After spending much of our time working outside over the long weekend, it seemed fitting to finish up with a new drink recipe at the end of a long but satisfying haul. Although this is far from any low-calorie concoction, in moderation and after a lot of physical exertion it really hit the spot. Of course, I’d have two if given the chance…but there was just enough for one each. Good or bad planning – hard to say.
Lemon Raspberry Sorbet Cocktail
The initial sorbet recipe is based on a couple of different recipes I found online as well as in the instruction booklet for our ice cream maker. Sorbet is a pretty simple thing to make: Create some simple syrup, add fruit and some sparkling water, and throw that into an ice cream machine for 30 minutes. But with a few twists, this is definitely our new dessert drink for summer entertaining.
Serves 4-6 cocktails (depending on who is doing the pouring)
grated lemon peel from one lemon
1 cup frozen raspberries
1/2 cup fresh lemon juice (about 2 large lemons-worth)
1 cup water
1/2 cup sugar
1 cup carbonated naturally sweetened orange cream soda (cane sugar preferably)
Fresh mint, for garnish
4+ shots lemon vodka
1/2 to 1 shot Tuaca (Vanilla citrus liqueur), to taste
In a saucepan, combine the water, grated lemon peel, and sugar. Bring to a boil, and then reduce to medium to simmer for 3-5 minutes. Remove from heat, and let cool.
In the ice cream maker’s frozen bowl, pour together the lemon peel simple syrup, raspberries and soda. Follow the ice cream maker’s instructions on how to create the sorbet. In our case, it turned for about 30 minutes.
At this point, you can either serve it virgin by scooping some of the sorbet into a bowl or cup and adding a little mineral water, stirring until it has a smooth consistency, Or, you can add the alcohol – the following step.
Fill a shaker about 3/4 full with sorbet, scooping lightly (no need to pack the sorbet, as you’ll be creating “slush” with it). Add 4 shots of the lemon vodka, and about 1/2 shot or so of Tuaca, to taste. Shake vigorously, remove the lid, and pour the slushy mixture into a glass. Add a sprig of mint for both garnish and aroma. Repeat as needed.
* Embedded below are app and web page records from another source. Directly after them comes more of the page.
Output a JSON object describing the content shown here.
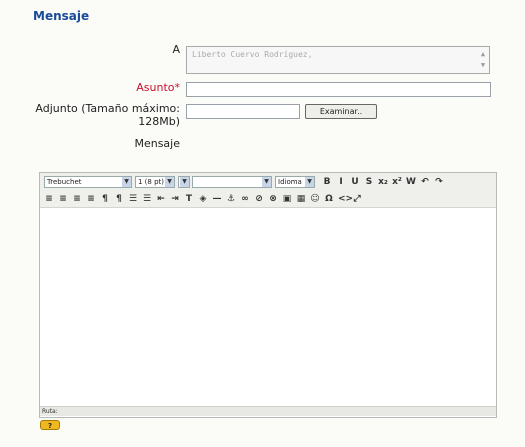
{
  "form": {
    "title": "Mensaje",
    "to_label": "A",
    "to_value": "Liberto Cuervo Rodríguez,",
    "subject_label": "Asunto",
    "subject_required_mark": "*",
    "subject_value": "",
    "attach_label_1": "Adjunto (Tamaño máximo:",
    "attach_label_2": "128Mb)",
    "attach_value": "",
    "browse_button": "Examinar..",
    "message_label": "Mensaje"
  },
  "editor": {
    "font_select": "Trebuchet",
    "size_select": "1 (8 pt)",
    "style_select": "",
    "format_select": "",
    "language_select": "Idioma",
    "toolbar_row1": [
      {
        "name": "bold-icon",
        "glyph": "B"
      },
      {
        "name": "italic-icon",
        "glyph": "I"
      },
      {
        "name": "underline-icon",
        "glyph": "U"
      },
      {
        "name": "strikethrough-icon",
        "glyph": "S"
      },
      {
        "name": "subscript-icon",
        "glyph": "x₂"
      },
      {
        "name": "superscript-icon",
        "glyph": "x²"
      },
      {
        "name": "clean-word-icon",
        "glyph": "W"
      },
      {
        "name": "undo-icon",
        "glyph": "↶"
      },
      {
        "name": "redo-icon",
        "glyph": "↷"
      }
    ],
    "toolbar_row2": [
      {
        "name": "align-left-icon",
        "glyph": "≡"
      },
      {
        "name": "align-center-icon",
        "glyph": "≡"
      },
      {
        "name": "align-right-icon",
        "glyph": "≡"
      },
      {
        "name": "justify-icon",
        "glyph": "≡"
      },
      {
        "name": "ltr-icon",
        "glyph": "¶"
      },
      {
        "name": "rtl-icon",
        "glyph": "¶"
      },
      {
        "name": "ordered-list-icon",
        "glyph": "☰"
      },
      {
        "name": "unordered-list-icon",
        "glyph": "☰"
      },
      {
        "name": "outdent-icon",
        "glyph": "⇤"
      },
      {
        "name": "indent-icon",
        "glyph": "⇥"
      },
      {
        "name": "text-color-icon",
        "glyph": "T"
      },
      {
        "name": "background-color-icon",
        "glyph": "◈"
      },
      {
        "name": "horizontal-rule-icon",
        "glyph": "—"
      },
      {
        "name": "anchor-icon",
        "glyph": "⚓"
      },
      {
        "name": "link-icon",
        "glyph": "∞"
      },
      {
        "name": "unlink-icon",
        "glyph": "⊘"
      },
      {
        "name": "no-link-icon",
        "glyph": "⊗"
      },
      {
        "name": "image-icon",
        "glyph": "▣"
      },
      {
        "name": "table-icon",
        "glyph": "▦"
      },
      {
        "name": "smiley-icon",
        "glyph": "☺"
      },
      {
        "name": "special-char-icon",
        "glyph": "Ω"
      },
      {
        "name": "html-source-icon",
        "glyph": "<>"
      },
      {
        "name": "fullscreen-icon",
        "glyph": "⤢"
      }
    ],
    "path_label": "Ruta:",
    "help_label": "?"
  }
}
Notes: This version is pretty sweet and tart, and I suspect that substantially reducing the sugar would be a no-brainer (and successful). To start, you could very easily cut the orange cream soda with mineral water. The key is the carbonation, which adds a light sparkle to the mix.
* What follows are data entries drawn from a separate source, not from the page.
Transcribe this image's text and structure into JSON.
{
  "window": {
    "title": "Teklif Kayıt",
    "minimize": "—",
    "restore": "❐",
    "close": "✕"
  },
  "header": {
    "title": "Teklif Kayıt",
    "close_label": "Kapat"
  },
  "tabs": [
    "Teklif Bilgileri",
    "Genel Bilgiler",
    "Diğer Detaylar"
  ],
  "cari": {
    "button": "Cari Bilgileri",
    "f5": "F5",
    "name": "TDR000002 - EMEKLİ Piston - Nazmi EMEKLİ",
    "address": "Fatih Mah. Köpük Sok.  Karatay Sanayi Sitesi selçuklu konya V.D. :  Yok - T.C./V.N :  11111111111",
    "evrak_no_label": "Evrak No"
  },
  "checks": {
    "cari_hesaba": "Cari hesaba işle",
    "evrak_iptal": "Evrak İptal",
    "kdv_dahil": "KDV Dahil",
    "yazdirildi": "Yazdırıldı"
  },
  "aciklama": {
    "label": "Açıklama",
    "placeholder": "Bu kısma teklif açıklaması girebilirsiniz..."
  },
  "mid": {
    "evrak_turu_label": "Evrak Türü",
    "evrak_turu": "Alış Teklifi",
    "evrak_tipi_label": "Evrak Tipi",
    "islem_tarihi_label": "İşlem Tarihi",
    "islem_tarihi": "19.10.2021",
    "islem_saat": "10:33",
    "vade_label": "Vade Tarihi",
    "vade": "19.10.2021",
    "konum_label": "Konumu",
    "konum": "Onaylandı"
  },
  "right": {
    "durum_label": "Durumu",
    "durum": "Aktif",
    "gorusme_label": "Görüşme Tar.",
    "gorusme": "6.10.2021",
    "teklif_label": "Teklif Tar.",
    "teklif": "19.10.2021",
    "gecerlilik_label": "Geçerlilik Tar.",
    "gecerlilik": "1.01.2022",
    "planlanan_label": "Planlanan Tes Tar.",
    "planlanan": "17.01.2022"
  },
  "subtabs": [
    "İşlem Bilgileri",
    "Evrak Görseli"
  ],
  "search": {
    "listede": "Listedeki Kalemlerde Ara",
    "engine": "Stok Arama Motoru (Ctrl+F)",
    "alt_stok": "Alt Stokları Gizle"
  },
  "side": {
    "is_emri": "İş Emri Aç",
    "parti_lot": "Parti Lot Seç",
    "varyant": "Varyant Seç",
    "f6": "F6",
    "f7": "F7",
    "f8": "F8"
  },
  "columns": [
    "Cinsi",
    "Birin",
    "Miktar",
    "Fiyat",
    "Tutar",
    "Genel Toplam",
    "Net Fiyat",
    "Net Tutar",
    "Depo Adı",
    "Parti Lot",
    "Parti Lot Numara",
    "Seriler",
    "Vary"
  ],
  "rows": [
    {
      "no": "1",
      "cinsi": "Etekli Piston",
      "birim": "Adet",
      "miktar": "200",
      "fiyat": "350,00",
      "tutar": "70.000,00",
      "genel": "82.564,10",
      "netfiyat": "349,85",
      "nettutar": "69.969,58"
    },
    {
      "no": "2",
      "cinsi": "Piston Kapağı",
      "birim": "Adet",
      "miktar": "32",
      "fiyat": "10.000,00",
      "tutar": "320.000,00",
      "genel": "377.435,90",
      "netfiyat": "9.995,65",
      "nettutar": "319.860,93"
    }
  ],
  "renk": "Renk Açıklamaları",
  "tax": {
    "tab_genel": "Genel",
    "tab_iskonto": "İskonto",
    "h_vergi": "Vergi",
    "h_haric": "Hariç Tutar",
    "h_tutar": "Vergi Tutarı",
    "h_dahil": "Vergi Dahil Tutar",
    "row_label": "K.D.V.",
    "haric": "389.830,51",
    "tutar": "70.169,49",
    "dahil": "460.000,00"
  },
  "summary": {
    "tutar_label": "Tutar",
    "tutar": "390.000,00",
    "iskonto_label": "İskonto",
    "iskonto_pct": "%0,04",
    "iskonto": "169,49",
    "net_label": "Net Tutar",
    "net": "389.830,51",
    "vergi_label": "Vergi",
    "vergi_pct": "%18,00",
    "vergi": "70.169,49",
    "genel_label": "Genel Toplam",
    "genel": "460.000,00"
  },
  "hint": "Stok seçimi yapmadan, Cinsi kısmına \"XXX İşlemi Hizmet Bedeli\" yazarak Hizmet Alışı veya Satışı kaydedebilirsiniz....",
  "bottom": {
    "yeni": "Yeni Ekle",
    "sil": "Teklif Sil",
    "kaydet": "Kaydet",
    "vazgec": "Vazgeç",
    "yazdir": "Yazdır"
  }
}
The Tuaca is also probably not strictly necessary, but seems to add a finishing quality that really smooths everything out.